## What the task requires
Lines from the records below that contain the word "headshot" are to be copied out.

## Data in this exercise

- Opening Delimiter -

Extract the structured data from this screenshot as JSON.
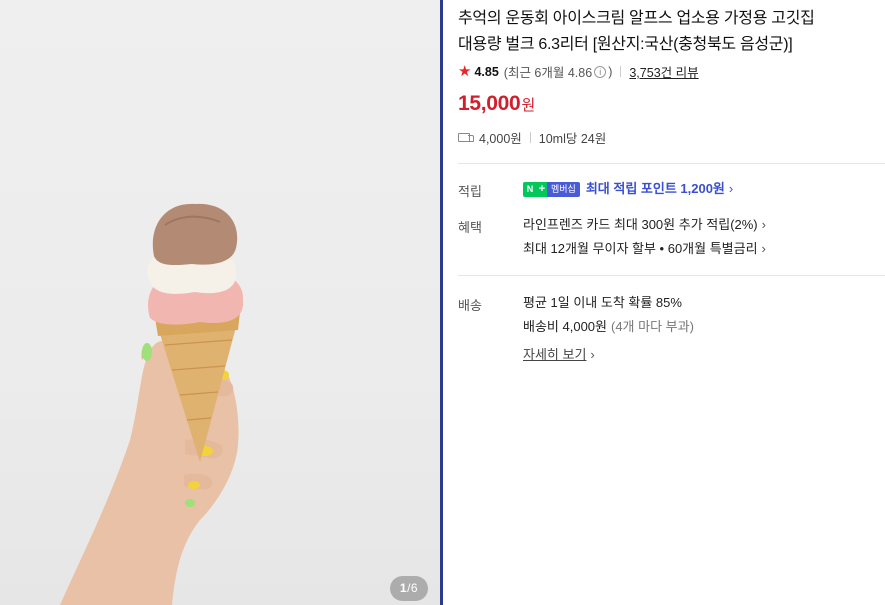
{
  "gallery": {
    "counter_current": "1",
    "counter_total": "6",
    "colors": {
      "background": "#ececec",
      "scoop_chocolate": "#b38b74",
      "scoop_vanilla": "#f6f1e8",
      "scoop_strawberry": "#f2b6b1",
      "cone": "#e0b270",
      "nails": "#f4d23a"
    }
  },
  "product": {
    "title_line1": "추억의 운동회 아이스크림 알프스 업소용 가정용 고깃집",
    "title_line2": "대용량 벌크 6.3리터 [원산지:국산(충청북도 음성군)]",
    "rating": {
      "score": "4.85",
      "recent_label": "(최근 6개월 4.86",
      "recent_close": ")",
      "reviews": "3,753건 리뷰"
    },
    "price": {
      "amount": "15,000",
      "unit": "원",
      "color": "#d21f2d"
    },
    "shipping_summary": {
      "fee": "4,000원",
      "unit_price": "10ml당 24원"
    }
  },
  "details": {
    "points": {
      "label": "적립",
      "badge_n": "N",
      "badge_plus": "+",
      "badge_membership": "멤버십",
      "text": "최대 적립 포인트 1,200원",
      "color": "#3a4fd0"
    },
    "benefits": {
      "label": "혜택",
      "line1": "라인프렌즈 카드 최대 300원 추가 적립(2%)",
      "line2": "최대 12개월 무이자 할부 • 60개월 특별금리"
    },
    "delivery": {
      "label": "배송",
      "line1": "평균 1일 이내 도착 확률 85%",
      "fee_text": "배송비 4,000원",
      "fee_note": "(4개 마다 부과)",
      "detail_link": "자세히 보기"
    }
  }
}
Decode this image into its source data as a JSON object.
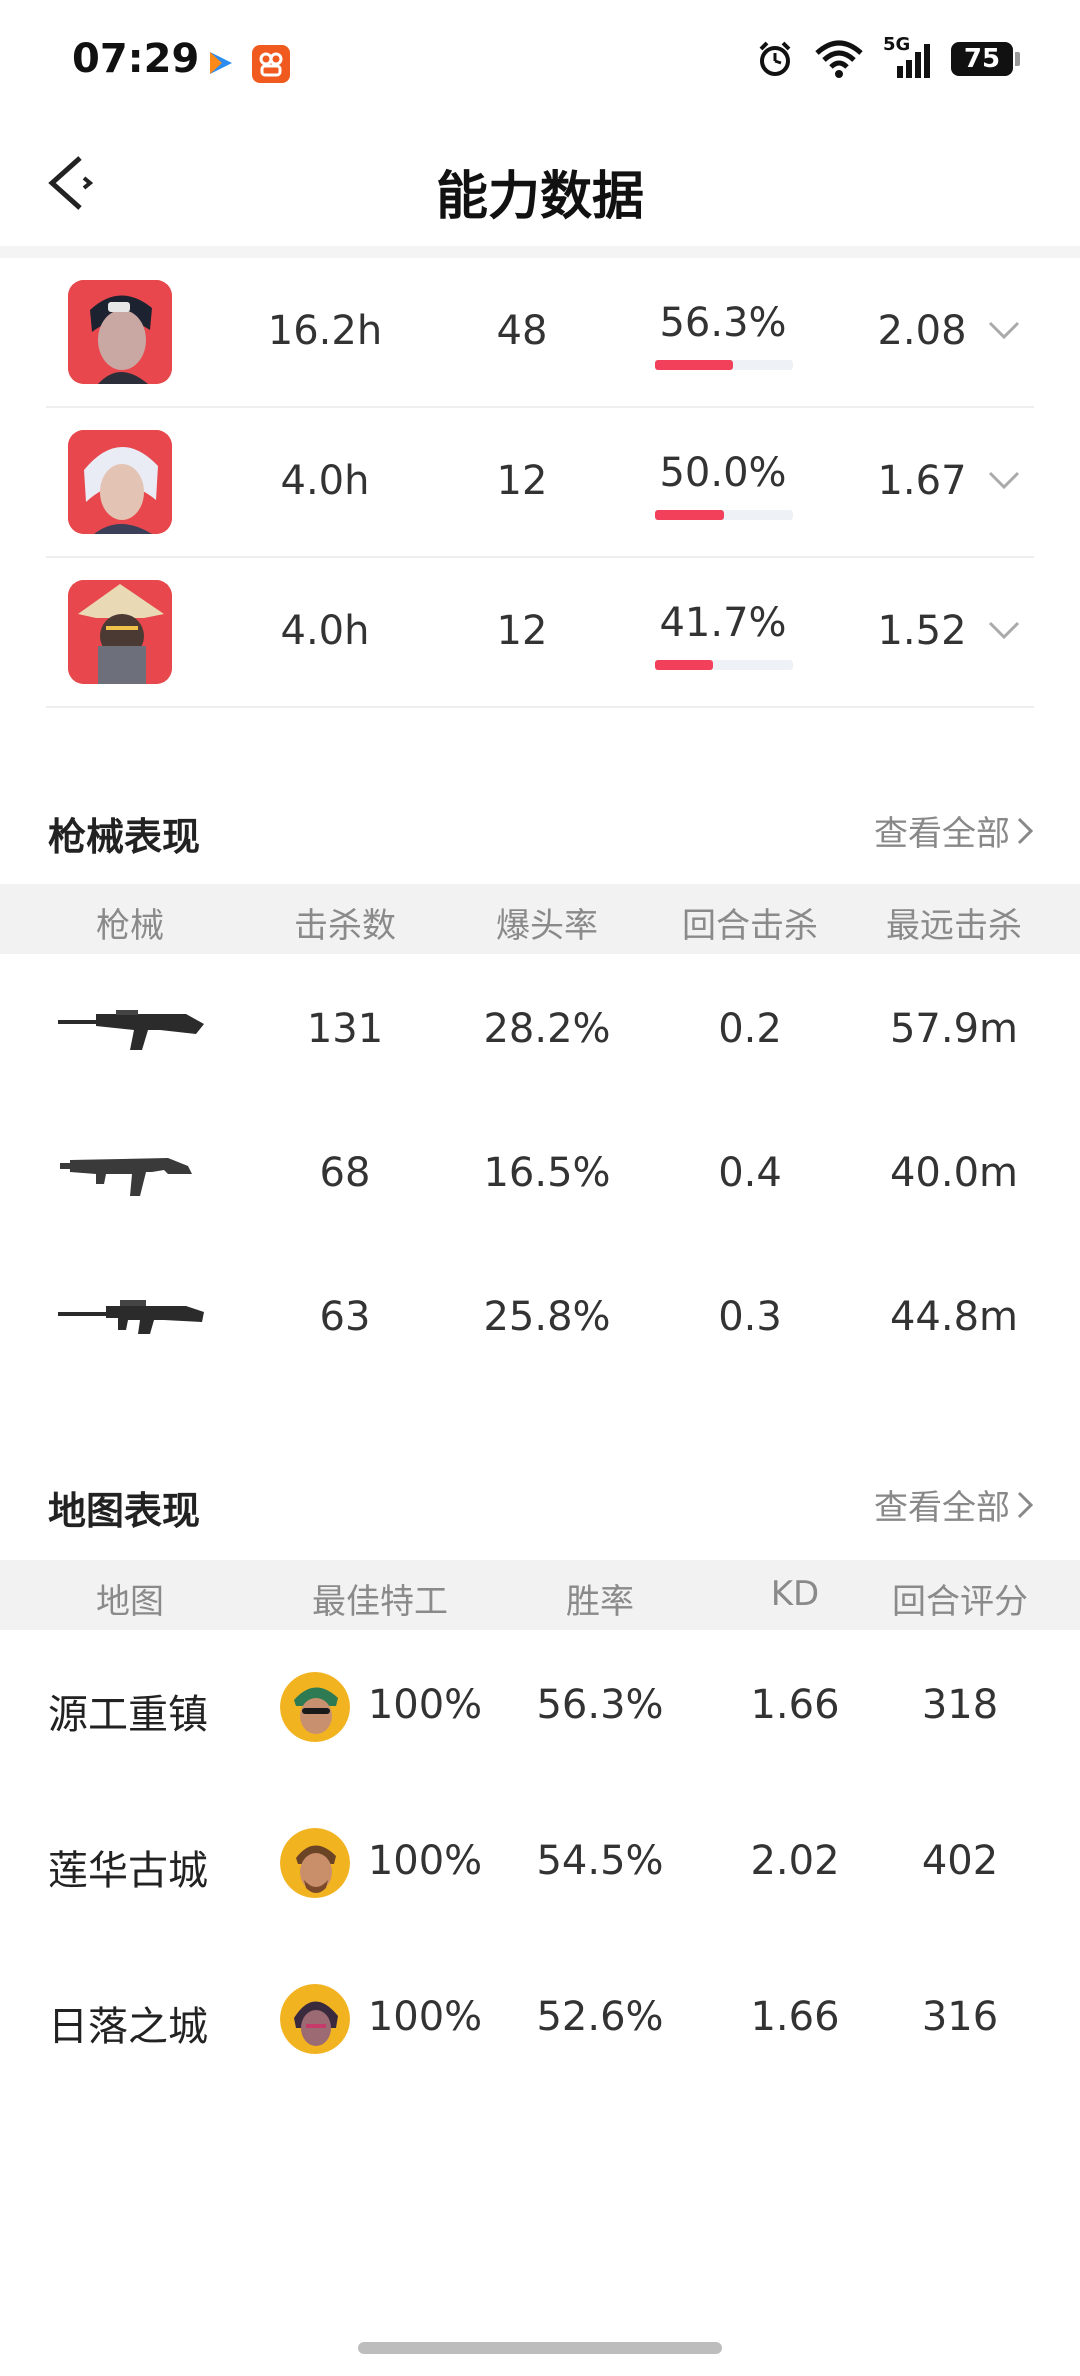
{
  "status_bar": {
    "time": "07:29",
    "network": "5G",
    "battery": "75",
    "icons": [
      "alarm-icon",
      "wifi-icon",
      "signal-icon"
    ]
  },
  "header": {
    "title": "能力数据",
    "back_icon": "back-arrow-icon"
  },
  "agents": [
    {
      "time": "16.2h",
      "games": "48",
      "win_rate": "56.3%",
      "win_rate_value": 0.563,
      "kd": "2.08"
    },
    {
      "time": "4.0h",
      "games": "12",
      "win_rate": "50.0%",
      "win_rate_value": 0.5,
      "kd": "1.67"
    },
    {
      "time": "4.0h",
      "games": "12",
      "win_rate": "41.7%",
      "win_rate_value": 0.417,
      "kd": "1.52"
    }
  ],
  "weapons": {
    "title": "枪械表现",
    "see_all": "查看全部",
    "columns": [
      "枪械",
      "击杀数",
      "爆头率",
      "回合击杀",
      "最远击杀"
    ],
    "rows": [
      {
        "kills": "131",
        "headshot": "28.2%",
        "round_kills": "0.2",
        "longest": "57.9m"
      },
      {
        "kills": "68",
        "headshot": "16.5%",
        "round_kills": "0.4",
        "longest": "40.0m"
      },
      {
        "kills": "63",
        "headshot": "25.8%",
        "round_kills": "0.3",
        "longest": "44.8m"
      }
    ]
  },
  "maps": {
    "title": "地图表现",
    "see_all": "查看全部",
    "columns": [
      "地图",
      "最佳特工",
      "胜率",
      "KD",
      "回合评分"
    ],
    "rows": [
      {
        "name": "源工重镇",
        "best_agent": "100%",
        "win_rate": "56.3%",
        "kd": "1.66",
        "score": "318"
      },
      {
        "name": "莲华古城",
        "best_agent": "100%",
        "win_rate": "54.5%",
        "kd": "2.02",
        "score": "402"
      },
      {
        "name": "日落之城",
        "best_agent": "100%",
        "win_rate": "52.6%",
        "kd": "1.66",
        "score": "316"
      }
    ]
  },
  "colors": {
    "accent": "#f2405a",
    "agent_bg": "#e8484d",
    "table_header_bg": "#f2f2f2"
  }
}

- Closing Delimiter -

## Reply to the exercise
        "headshot": "28.2%",
        "headshot": "16.5%",
        "headshot": "25.8%",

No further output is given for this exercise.